A Bird’s Eye View


When you think of the Menchville parking lot, a couple things come to mind: speeding students, crazy long carpool lines, and “perfect” parking jobs to name a few. The family of ospreys that make their home on one of the light posts might not be the first thing people think of but it’s worth talking about. 


The Chesapeake Bay region is home to the highest concentration of ospreys for about half a year. They are a migratory species so they spend the winter months basking in the warmer weather of South America. This time of year is typically when the birds begin their trek back up the coast to assume their summer homes in Virginia. Ospreys are common birds that can be found all around the world, excluding Antarctica, and their only necessary contiguity is that they are near water since their diet mainly consists of fish. To spot an osprey, look for their approximate five-foot wingspan with white and dark brown feathers accented by stunning yellow eyes.

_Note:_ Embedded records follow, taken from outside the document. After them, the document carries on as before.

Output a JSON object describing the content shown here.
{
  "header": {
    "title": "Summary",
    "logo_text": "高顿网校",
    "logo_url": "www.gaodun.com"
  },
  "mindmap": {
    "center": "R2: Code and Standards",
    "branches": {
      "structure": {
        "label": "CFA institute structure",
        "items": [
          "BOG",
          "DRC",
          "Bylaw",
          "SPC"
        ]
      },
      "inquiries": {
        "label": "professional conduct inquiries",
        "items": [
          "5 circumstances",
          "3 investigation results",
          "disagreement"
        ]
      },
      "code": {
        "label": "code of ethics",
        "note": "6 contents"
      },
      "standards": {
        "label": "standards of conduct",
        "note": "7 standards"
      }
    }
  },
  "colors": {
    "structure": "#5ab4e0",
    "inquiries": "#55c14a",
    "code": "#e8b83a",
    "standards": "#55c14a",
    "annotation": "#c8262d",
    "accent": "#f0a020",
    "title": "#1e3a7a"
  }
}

The pair of ospreys, also called a duet, that have nested at Menchville have been part of the community for years. First, they made their home on a light post in the baseball field. Unfortunately, that post was removed and the birds had to adjust accordingly. Now, they return each season to their distinguishable home atop a central light post in the student parking lot. This location gives them a great vantage point, away from predators and close to the Warwick River just down the road. It is also perfect for welcoming new hatchlings, an ongoing tradition that keeps generations of ospreys making Menchville their part time home. Their nest is protected under the Migratory Bird Treaty Act, MBTA, which prohibits anyone from hunting, selling, or transporting migratory birds, their nests, or eggs. 


As studies have shown regarding osprey migration, their stay in the 757 might actually be extending. Waters are warming due to global warming which is keeping fish in town. Without having to chase their prey down the east coast, ospreys are able to stick around a few more weeks into the fall and come back a little sooner in the spring. Luckily, ospreys are a highly adaptable species, which is evident by their wide range of habitats. If this progresses, these ospreys could be full time monarchs.